9Facilities 5% reduction in the budget for discretionary maintenance and 10% in the budget for furnishing items.

The discretionary maintenance budget covers minor requests for improvements or enhancements to facilities across the parliamentary Estate. It covers items such as redecorating of small areas but not essential maintenance such as the replacement of light bulbs or urgent repairs. The discretionary furnishing budget covers maintenance of furniture and furnishings and requests for additional small furniture items such as shelving and notice boards.

A 5% reduction in the maintenance budget and a 10% reduction in furnishings may mean that the very lowest priority requests have to be met in other ways or have to await the availability of funds.
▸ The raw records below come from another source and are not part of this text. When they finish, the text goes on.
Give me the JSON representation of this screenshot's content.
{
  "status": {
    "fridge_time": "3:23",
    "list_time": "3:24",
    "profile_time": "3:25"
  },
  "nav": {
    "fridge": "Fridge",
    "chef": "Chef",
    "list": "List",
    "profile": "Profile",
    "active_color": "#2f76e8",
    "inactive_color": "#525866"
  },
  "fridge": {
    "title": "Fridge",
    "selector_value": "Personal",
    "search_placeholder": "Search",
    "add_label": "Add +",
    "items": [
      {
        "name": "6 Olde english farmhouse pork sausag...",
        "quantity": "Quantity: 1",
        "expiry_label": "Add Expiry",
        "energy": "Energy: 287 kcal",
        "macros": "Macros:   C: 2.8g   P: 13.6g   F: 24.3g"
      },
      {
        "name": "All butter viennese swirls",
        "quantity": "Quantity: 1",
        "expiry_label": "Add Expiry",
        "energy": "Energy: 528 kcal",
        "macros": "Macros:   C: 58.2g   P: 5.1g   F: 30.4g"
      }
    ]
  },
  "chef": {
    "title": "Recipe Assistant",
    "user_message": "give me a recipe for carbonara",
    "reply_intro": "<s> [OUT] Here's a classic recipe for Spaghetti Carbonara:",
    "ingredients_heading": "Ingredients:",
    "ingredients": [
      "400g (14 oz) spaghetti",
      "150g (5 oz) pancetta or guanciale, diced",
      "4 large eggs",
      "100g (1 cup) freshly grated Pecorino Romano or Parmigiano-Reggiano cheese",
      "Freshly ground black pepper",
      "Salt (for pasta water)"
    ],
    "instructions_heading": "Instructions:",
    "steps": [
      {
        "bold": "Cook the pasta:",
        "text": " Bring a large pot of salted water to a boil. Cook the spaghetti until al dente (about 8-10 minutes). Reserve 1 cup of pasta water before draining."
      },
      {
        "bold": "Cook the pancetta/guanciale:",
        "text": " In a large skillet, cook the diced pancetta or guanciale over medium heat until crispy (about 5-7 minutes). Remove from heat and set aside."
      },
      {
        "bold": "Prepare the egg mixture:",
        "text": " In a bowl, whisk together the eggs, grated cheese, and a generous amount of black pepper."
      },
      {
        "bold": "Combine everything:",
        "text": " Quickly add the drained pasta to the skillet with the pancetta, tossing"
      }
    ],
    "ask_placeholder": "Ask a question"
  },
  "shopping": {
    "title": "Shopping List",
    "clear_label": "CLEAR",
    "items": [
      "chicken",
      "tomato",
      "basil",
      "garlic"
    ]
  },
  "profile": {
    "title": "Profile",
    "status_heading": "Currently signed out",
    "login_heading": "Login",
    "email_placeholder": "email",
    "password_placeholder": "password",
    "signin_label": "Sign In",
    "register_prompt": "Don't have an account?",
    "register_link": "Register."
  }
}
But this would not be allowed seriously to disrupt the service to Members and others on the parliamentary Estate and would make an annual saving of £60,000. This item is dependent on a current review of the Parliamentary Estates Directorate.

10Human Resources and Change Encouraging online travel office bookings

The Parliamentary Travel Office is run by Hillgate Travel, who provide both Houses with a face-to-face booking service and an online booking portal. Two-thirds of the cost of the service is for staff, and this element should fall as more bookings are made online through the portal. It will thus be cost-effective to encourage greater use of the portal for single point-to-point journeys, such as London-Edinburgh/Glasgow/Belfast (Easy Jet was added to the portal this autumn). There are no plans to withdraw the face-to-face service.



31.  The savings programme will result in a leaner organisation, with some different and more flexible ways of working. Some reductions in staff numbers have already been made, through two voluntary exit schemes, one in 2011 and the second in 2012. A total of 107 staff have left through those schemes. The Management Board has also decided that the numbers and costs of the Senior Commons Structure should be reduced by up to 15% by 2014/15. This means further reducing SCS numbers in the House of Commons and PICT from 88 posts (as at 1 April 2010) to 75. So far SCS numbers have reduced by a net of eight, with the remaining reduction being on track as fixed term posts come to an end.

32.  The implications and opportunities for House of Commons staff will be considerable, with new ways of working, new organisational structures, fewer staff and new skills all being possibilities. The aim is to ensure that the House of Commons Service remains an attractive career choice for capable and motivated people from all backgrounds, and that we continue to develop skills and opportunities for the longer term. This all requires careful change management and HR leadership which is being taken forward through a further strand of work entitled staff and culture. The Trade Union Side have been kept informed of developments and are being consulted as plans develop. Equality impact assessments are being conducted on savings proposals and action plans will be developed as required.

House of Lords

33.  The House of Lords has its own financial strategy agreed by its House Committee in 2010, with the following target: "We will aim not to increase our resource costs in real terms throughout the period of the plan, despite the increased size of the House, and will reduce them where possible by reviewing what we do and how we do it." There is no House of Lords Savings Programme but the House of Commons Savings Programme is bicameral to a significant extent, with every strand involving shared services to some degree. House of Commons officials are working closely with officials from the House of Lords.

7   See Commission decisions, 25 June 2012: Back

8   Catering and Retail Services in the House of Commons, HC560 2010-12 Back

previous page contents next page

© Parliamentary copyright 2012
Prepared 29 October 2012